First, the Department of Energy's commitment to cleaning up the Paducah Gaseous Diffusion Plant is evidenced by Energy Secretary Bill Richardson's near doubling of the budget request for cleanup at Paducah over two years. This $36 million increase — which includes an $8 million supplemental appropriation just approved by Congress — will enable the department to accelerate the cleanup. In addition, the secretary has boosted funding from $1 million to $6 million for exposure assessments and medical surveillance of current and former workers for the three gaseous diffusion plants, including Paducah.

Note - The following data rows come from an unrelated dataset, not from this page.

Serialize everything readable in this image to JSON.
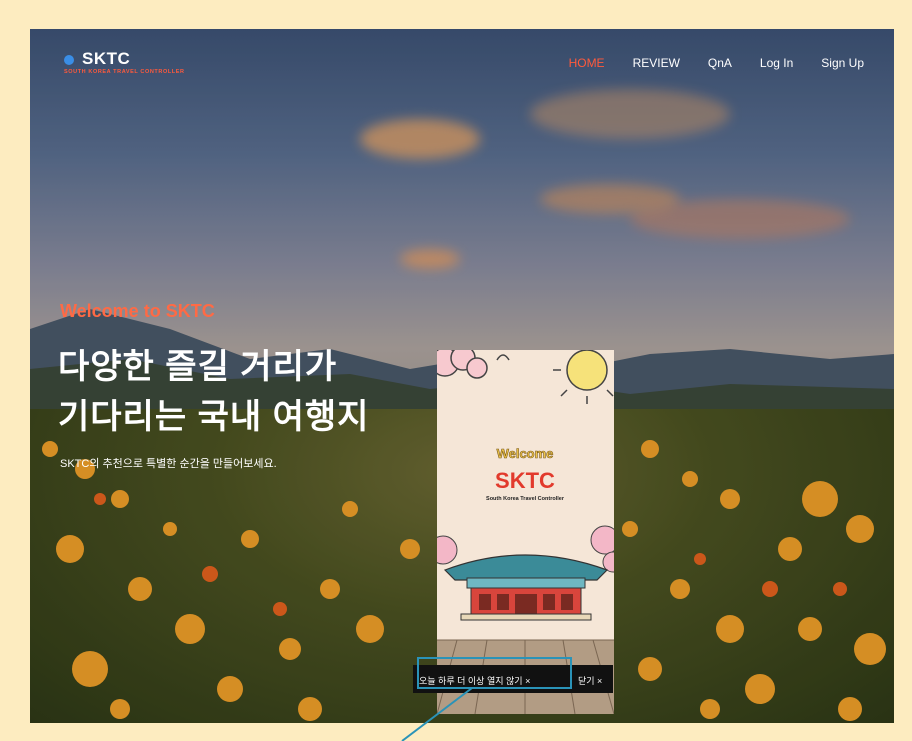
{
  "logo": {
    "title": "SKTC",
    "subtitle": "SOUTH KOREA TRAVEL CONTROLLER"
  },
  "nav": {
    "items": [
      "HOME",
      "REVIEW",
      "QnA",
      "Log In",
      "Sign Up"
    ],
    "active": "HOME"
  },
  "hero": {
    "kicker": "Welcome to SKTC",
    "line1": "다양한 즐길 거리가",
    "line2": "기다리는 국내 여행지",
    "subtitle": "SKTC의 추천으로 특별한 순간을 만들어보세요."
  },
  "popup": {
    "welcome": "Welcome",
    "title": "SKTC",
    "subtitle": "South Korea Travel Controller",
    "dont_show_today": "오늘 하루 더 이상 열지 않기 ×",
    "close": "닫기 ×"
  },
  "colors": {
    "accent": "#ff5a3c",
    "highlight": "#2a93b8"
  }
}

Furthermore, the department is deploying five new technologies for tracking contamination, treating contaminated groundwater and removing sources of contamination. We are also conducting medical monitoring through the University of Utah for current and former workers at the site. We have provided clean water to local residents and started removal of Drum Mountain, which should be completed by year end.
Finally, new procedures for monitoring potentially contaminated metal will prevent any unwanted release of radioactive contamination at Paducah or any other DOE site while allowing recycling to safely resume early next year. Since Paducah has no plans to release these metals through the end of this year, the cleanup is proceeding uninterrupted. When these new procedures are finalized, they will be incorporated into our cleanup operations at Paducah.
Our goals at Paducah have been to increase funding in order to accelerate cleanup and to address worker health concerns with the help of the state and community. The record shows that we are meeting these important goals.
Paducah Site Office
Department of Energy